Harry Roat Jr: "I cannot negotiate in an atmosphere of mistrust."

Classic American thriller, released in 1967. It was directed by Terence Young and written by Robert Howard-Carrington and Jane Howard Carrington, based upon the play by Frederick Knott. Mel Ferrer was the producer, Henry Mancini composed the music, and Charles Lang was the cinematographer. The film starred Audrey Hepburn as Susy Hendrix, Alan Arkin as Harry Roat, Richard Crenna as Mike Talman, Efrem Zimbalist, Jr. as Sam Hendrix, Jack Weston as Carlino, Samantha Jones as Lisa, and Julie Herrod as Gloria.

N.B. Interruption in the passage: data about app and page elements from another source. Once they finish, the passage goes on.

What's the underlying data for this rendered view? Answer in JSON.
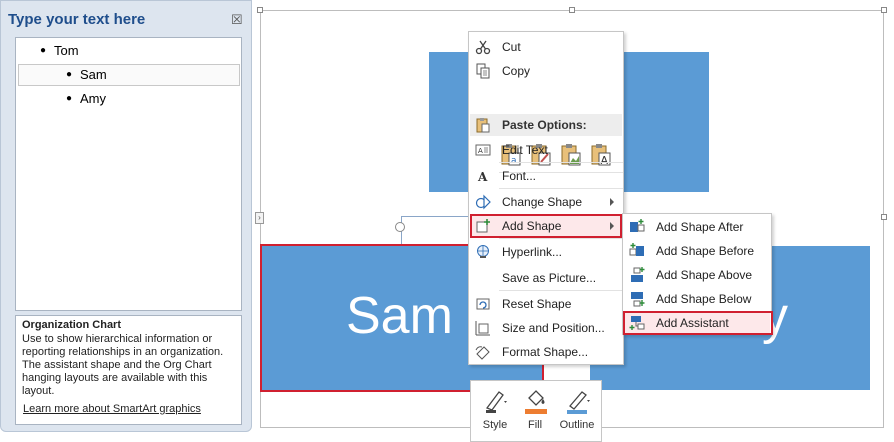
{
  "text_pane": {
    "title": "Type your text here",
    "close_glyph": "☒",
    "items": [
      {
        "bullet": "●",
        "text": "Tom"
      },
      {
        "bullet": "●",
        "text": "Sam"
      },
      {
        "bullet": "●",
        "text": "Amy"
      }
    ],
    "description": {
      "heading": "Organization Chart",
      "body": "Use to show hierarchical information or reporting relationships in an organization. The assistant shape and the Org Chart hanging layouts are available with this layout.",
      "link": "Learn more about SmartArt graphics"
    }
  },
  "canvas": {
    "left_shape_text": "Sam",
    "right_shape_text": "y",
    "shape_color": "#5b9bd5",
    "selection_color": "#d02030"
  },
  "mini_toolbar": {
    "style": "Style",
    "fill": "Fill",
    "outline": "Outline"
  },
  "context_menu": {
    "cut": "Cut",
    "copy": "Copy",
    "paste_options": "Paste Options:",
    "edit_text": "Edit Text",
    "font": "Font...",
    "change_shape": "Change Shape",
    "add_shape": "Add Shape",
    "hyperlink": "Hyperlink...",
    "save_as_picture": "Save as Picture...",
    "reset_shape": "Reset Shape",
    "size_and_position": "Size and Position...",
    "format_shape": "Format Shape..."
  },
  "add_shape_submenu": {
    "after": "Add Shape After",
    "before": "Add Shape Before",
    "above": "Add Shape Above",
    "below": "Add Shape Below",
    "assistant": "Add Assistant"
  }
}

Basic plot: Susy is blind. Her husband has obtained a doll which, unbeknownst to him, was being used to smuggle drugs. He has left it somewhere in their apartment and left town for a few days. Mike and Carlino are hoods who want to get the doll away from Susy. Harry Roat is a killer, and he's set his sights on getting the doll and killing Susy. Is there any way for Susy to make it out of this situation alive?

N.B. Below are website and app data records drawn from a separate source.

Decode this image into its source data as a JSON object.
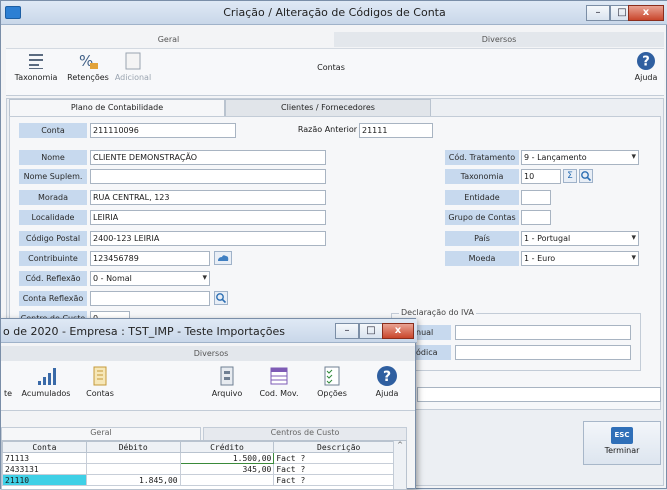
{
  "main_window": {
    "title": "Criação / Alteração de Códigos de Conta",
    "buttons": {
      "minimize": "–",
      "maximize": "□",
      "close": "x"
    },
    "ribbon_tabs": [
      "Geral",
      "Diversos"
    ],
    "ribbon_buttons": [
      {
        "label": "Taxonomia",
        "icon": "list-icon"
      },
      {
        "label": "Retenções",
        "icon": "percent-icon"
      },
      {
        "label": "Adicional",
        "icon": "blank-doc-icon"
      }
    ],
    "ribbon_center_label": "Contas",
    "help_label": "Ajuda",
    "tabs": [
      "Plano de Contabilidade",
      "Clientes / Fornecedores"
    ],
    "fields": {
      "conta": {
        "label": "Conta",
        "value": "211110096"
      },
      "razao_anterior": {
        "label": "Razão Anterior",
        "value": "21111"
      },
      "nome": {
        "label": "Nome",
        "value": "CLIENTE DEMONSTRAÇÃO"
      },
      "nome_suplem": {
        "label": "Nome Suplem.",
        "value": ""
      },
      "morada": {
        "label": "Morada",
        "value": "RUA CENTRAL, 123"
      },
      "localidade": {
        "label": "Localidade",
        "value": "LEIRIA"
      },
      "codigo_postal": {
        "label": "Código Postal",
        "value": "2400-123 LEIRIA"
      },
      "contribuinte": {
        "label": "Contribuinte",
        "value": "123456789"
      },
      "cod_reflexao": {
        "label": "Cód. Reflexão",
        "value": "0 - Nomal"
      },
      "conta_reflexao": {
        "label": "Conta Reflexão",
        "value": ""
      },
      "centro_custo": {
        "label": "Centro de Custo",
        "value": "0"
      },
      "cod_tratamento": {
        "label": "Cód. Tratamento",
        "value": "9 - Lançamento"
      },
      "taxonomia": {
        "label": "Taxonomia",
        "value": "10"
      },
      "entidade": {
        "label": "Entidade",
        "value": ""
      },
      "grupo_contas": {
        "label": "Grupo de Contas",
        "value": ""
      },
      "pais": {
        "label": "País",
        "value": "1 - Portugal"
      },
      "moeda": {
        "label": "Moeda",
        "value": "1 - Euro"
      }
    },
    "iva_group": {
      "title": "Declaração do IVA",
      "mensal": "nual",
      "periodica": "ódica"
    },
    "terminar": {
      "key": "ESC",
      "label": "Terminar"
    }
  },
  "secondary_window": {
    "title": "o de 2020 - Empresa : TST_IMP - Teste Importações",
    "ribbon_tab": "Diversos",
    "buttons": [
      {
        "label": "te",
        "icon": "partial-icon"
      },
      {
        "label": "Acumulados",
        "icon": "bar-chart-icon"
      },
      {
        "label": "Contas",
        "icon": "ledger-icon"
      },
      {
        "label": "Arquivo",
        "icon": "archive-icon"
      },
      {
        "label": "Cod. Mov.",
        "icon": "table-icon"
      },
      {
        "label": "Opções",
        "icon": "checklist-icon"
      },
      {
        "label": "Ajuda",
        "icon": "help-icon"
      }
    ],
    "subtabs": [
      "Geral",
      "Centros de Custo"
    ],
    "columns": [
      "Conta",
      "Débito",
      "Crédito",
      "Descrição"
    ],
    "rows": [
      {
        "conta": "71113",
        "debito": "",
        "credito": "1.500,00",
        "descricao": "Fact ?"
      },
      {
        "conta": "2433131",
        "debito": "",
        "credito": "345,00",
        "descricao": "Fact ?"
      },
      {
        "conta": "21110",
        "debito": "1.845,00",
        "credito": "",
        "descricao": "Fact ?"
      }
    ]
  },
  "colors": {
    "label_bg": "#c7d9ee",
    "accent": "#2d7fd3",
    "close": "#c9462c",
    "highlight_row": "#3fd0e6"
  }
}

It's been a very, very long time since I saw this movie, but the main thing I remember is how incredibly scary it is. The suspense is excruciating, especially toward the end of the film. It's tight, scary, smart--all the things you look for in a good thriller. You've watched a bunch of crappy movies this year, haven't you? Go out and rent this one--you should treat yourself to a seriously great movie for once.

Hepburn was nominated for both an Oscar and a Golden Globe, while Zimbalist was nominated for a supporting actor Golden Globe. The big crime was that Arkin was not nominated for an Oscar, 'cause he's absolutely outstanding.

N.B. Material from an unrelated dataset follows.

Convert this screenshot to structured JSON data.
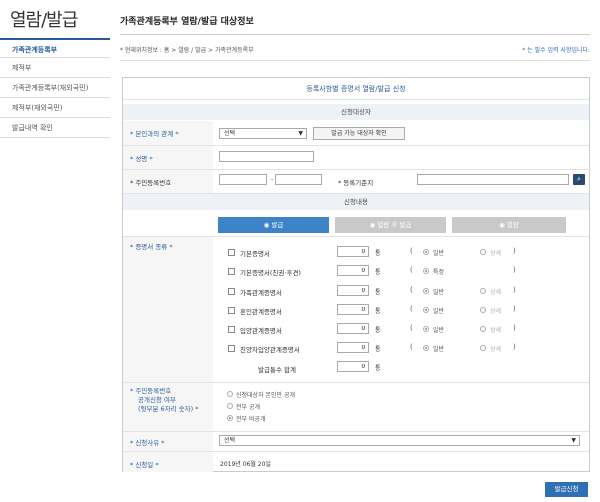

Neat trivia: Hepburn learned to read Braille for this role and had to be fitted with special contact lenses because it was decided that her eyes were too expressive to belong to a blind woman; and when the film was released, many theaters began dimming their house lights during the film's climax until all the lights were out (if you've seen the movie, you know why; if you haven't--listen, I already told you to go rent it. Go, dammit!).

Research from the Internet Movie Database (www.imdb.com)